That 1" or so in depth may also block a bit of edge light. Lenses put the output aperature on the face of the light instead of inside the light..

"A man with a watch knows what time it is. A man with two watches is never sure"
jeffkrol is online now  
post #12 of 19 (permalink) Old 07-07-2020, 09:52 PM
Planted Tank Guru
 
PTrader: (7/100%)
Join Date: Dec 2011
Location: San Diego, CA
Posts: 2,583
Hmm to me the new Bridgelux Thrive mini (nano?) cobs are the new benchmark for performance per dollar. Dirt cheap, and if underdriving have a massive 145-150 lm/watt which can be cooled with very little material.
gus6464 is online now  
post #13 of 19 (permalink) Old 07-08-2020, 04:39 PM
Planted Member
 
PTrader: (0/0%)
Join Date: Jan 2018
Posts: 241
T5 guy here. All your worries about coverage are solved with two four foot, 8 bulb T5 Hydroponic fixtures. You can always run less bulbs but you'll have the option to spread them out.
mboley is offline  
post #14 of 19 (permalink) Old 07-08-2020, 05:58 PM
Planted Tank Guru
 
PTrader: (7/100%)
Join Date: Dec 2011
Location: San Diego, CA
Posts: 2,583
Quote:
Originally Posted by mboley View Post
T5 guy here. All your worries about coverage are solved with two four foot, 8 bulb T5 Hydroponic fixtures. You can always run less bulbs but you'll have the option to spread them out.
Plus the units will still be worth something after he's done with with them unlike Chinese black boxes which are basically disposable unless you sell for pennies on the dollar.

Sent from my ONEPLUS A6013 using Tapatalk
gus6464 is online now  
post #15 of 19 (permalink) Old 07-12-2020, 03:52 AM Thread Starter
Algae Grower
 
FishFinatic's Avatar
 
PTrader: (1/100%)
Join Date: Oct 2011
Location: Fort Worth, TX
Posts: 45
Quote:
Originally Posted by gus6464 View Post
Hmm to me the new Bridgelux Thrive mini (nano?) cobs are the new benchmark for performance per dollar. Dirt cheap, and if underdriving have a massive 145-150 lm/watt which can be cooled with very little material.
Wheres a good place to learn about these? I'm having trouble finding the Thrives on the website for purchase.
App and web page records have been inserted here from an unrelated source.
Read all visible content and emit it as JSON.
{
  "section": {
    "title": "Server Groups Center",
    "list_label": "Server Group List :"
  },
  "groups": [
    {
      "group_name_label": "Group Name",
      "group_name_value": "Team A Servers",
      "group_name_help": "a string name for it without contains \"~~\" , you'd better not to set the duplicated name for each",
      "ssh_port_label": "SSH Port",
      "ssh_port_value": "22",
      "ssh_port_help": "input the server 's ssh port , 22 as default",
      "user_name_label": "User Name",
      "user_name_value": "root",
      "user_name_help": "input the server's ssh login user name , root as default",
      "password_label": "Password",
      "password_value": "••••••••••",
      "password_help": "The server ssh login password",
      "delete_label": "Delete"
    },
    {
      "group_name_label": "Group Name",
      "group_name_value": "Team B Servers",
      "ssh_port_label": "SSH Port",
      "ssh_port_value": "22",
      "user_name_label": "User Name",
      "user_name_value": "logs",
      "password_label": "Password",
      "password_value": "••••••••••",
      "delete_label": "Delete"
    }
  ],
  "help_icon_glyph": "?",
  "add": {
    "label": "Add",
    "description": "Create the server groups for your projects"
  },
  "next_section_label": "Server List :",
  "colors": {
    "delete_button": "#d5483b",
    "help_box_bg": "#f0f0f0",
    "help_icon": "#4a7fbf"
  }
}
Are these available now?
FishFinatic is offline  
Reply

Tags
None

Quick Reply
Message:
Options

Register Now



In order to be able to post messages on the The Planted Tank Forum forums, you must first register.
Please enter your desired user name, your email address and other required details in the form below.

User Name:
Password
Please enter a password for your user account. Note that passwords are case-sensitive.

Password:


Confirm Password:
Email Address
Please enter a valid email address for yourself.

Email Address:
OR

Log-in










Thread Tools
Show Printable Version Show Printable Version
Email this Page Email this Page
Display Modes
Linear Mode Linear Mode



Posting Rules  
You may post new threads
You may post replies
You may not post attachments
You may not edit your posts

BB code is On
Smilies are On
[IMG] code is On
HTML code is Off
Trackbacks are On
Pingbacks are On
Refbacks are On

 
For the best viewing experience please update your browser to Google Chrome